"He's the sort of player only a coach would appreciate."
Those are the words used by Dave King to describe his star shut-down center and team captain Dave Tippett at the 1984 Olympic games in Sarajevo.
Tippett of course would go on, like King, to his own lengthy and successful coaching career and probably appreciates that comment now more than ever.
When Tippett returned to the Olympic in 1992 as a grizzled NHL veteran, the ecstatic King said, " is one of my favorite players. He's also the best defensive player I've ever coached."
Dave King loved defensive forwards to a fault, so singling out one as the best is quite the compliment for Tippett.
A native of Moosomin, Saskatchewan, the left wing played for the Prince Albert Raiders before heading south to play collegiate hockey.
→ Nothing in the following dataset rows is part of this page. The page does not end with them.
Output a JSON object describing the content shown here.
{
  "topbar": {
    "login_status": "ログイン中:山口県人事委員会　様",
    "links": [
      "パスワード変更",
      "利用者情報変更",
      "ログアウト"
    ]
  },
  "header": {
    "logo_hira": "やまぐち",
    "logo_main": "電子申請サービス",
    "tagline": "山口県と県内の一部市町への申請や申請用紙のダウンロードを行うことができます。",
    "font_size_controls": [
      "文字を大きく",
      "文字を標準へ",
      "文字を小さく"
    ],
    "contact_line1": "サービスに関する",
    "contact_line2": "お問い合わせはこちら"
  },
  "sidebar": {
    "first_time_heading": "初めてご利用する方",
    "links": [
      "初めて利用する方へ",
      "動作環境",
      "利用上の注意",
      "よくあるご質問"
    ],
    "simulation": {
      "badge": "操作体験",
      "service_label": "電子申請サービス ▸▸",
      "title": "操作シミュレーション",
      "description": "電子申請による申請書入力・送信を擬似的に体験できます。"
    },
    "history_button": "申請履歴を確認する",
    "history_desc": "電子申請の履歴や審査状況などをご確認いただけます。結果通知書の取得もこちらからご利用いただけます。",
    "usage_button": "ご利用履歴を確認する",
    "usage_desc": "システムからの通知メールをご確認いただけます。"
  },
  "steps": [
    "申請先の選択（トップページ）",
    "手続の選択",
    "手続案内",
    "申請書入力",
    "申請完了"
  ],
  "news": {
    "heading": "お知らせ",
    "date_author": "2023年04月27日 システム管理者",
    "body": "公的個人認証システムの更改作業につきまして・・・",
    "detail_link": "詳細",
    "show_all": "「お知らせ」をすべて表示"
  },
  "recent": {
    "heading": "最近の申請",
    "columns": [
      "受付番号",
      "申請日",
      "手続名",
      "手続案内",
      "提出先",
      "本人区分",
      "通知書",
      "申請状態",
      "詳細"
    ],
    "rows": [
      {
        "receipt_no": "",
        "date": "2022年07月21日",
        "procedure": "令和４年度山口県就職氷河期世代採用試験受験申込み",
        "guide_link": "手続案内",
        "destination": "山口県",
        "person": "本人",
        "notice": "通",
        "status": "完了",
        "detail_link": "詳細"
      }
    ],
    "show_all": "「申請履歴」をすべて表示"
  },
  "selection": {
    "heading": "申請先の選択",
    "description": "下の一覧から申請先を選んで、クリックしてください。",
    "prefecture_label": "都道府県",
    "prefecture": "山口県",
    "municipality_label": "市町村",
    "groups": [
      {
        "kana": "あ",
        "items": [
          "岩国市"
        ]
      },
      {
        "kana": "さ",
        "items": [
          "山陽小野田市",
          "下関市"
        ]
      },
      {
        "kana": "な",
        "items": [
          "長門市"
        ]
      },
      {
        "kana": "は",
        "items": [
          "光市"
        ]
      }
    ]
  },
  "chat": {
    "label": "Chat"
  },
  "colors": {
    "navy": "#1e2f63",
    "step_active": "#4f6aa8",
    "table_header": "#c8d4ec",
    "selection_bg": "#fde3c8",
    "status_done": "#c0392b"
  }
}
Between 1979 and 1981, Tippett was an offensive standout helping the Raiders win the Century Cup in 1981.
Tippett then notched 28 goals, 59 assists and 87 points in his two years at the University of North Dakota. As captain, he helped lead a squad full of future NHLers to both the MacNaughton Cup (regular season championship) and the NCAA championship in 1982.
Despite his record, Tippett was overlooked in the NHL draft. Instead, he played a full season with Dave King's national team and was chosen as Team Canada's captain at the 1984 Winter Olympics in Sarajevo. And he built a great reputation for shutting down the opposition's top players.
Tippett was tasked with shutting down a young American superstar named Pat Lafontaine.
''We wanted to neutralize him so he wouldn't be a big factor,'' Tippett said. '' wanted me to work on him. He wanted me to talk at him, too, to get him upset, but I decided not to do that. ''The largest part of it involved staying high and letting my wings do the forechecking so I could pick him up at his blueline and stop him from getting the fast centre drives he does so well.''
He also played well against the top Soviet players, who were as good as almost every NHL superstar.
"You just can't make mistakes in front of them or they capitalize. We know about the drop passes, behind-the-back passes and lateral feeds. The biggest difference will be the skill level," he said.
Tippett was no miracle worker. The Soviets ended up winning gold that year, while Canada finished without a medal. But Tippett was finally able to catch the attention of the NHL, signing with the Hartford Whalers. He immediately played the last 17 games of the 1983-84 season.
While unable to become an offensive leader at the NHL level, over the next six years in Hartford Tippett built a reputation as a solid defensive winger who could contribute a handful of goals and assists. His efforts did not go unnoticed by the team, as he was named alternate captain, and earned Community Service, Unsung Hero, Mr. Hustle, and Best Defensive Forward awards.
In 1990, he was traded to the Washington Capitals, where he spent another two years as a steady third and fourth line wing.
Chosen to represent Canada again at the 1994 Albertville Olympics, he came home with a silver medal, not to mention painful torn rib cartilage that he played through.
"I`m grateful for the opportunity," told The Washington Post at the time. "It`s tough not playing here every night. But it`s an opportunity to go play very competitive hockey. Anybody would be crazy to think playing in the isn`t a great thrill. The `84 were one of the biggest thrills of my career."
Tippett then spent just two more years in the NHL, signing one-year deals with first the Penguins, then the Flyers. In 1994, he moved to the IHL Houston Aeros, first as a player/coach, and then as head coach.
Of course Tippett would go on to become a top NHL coach himself.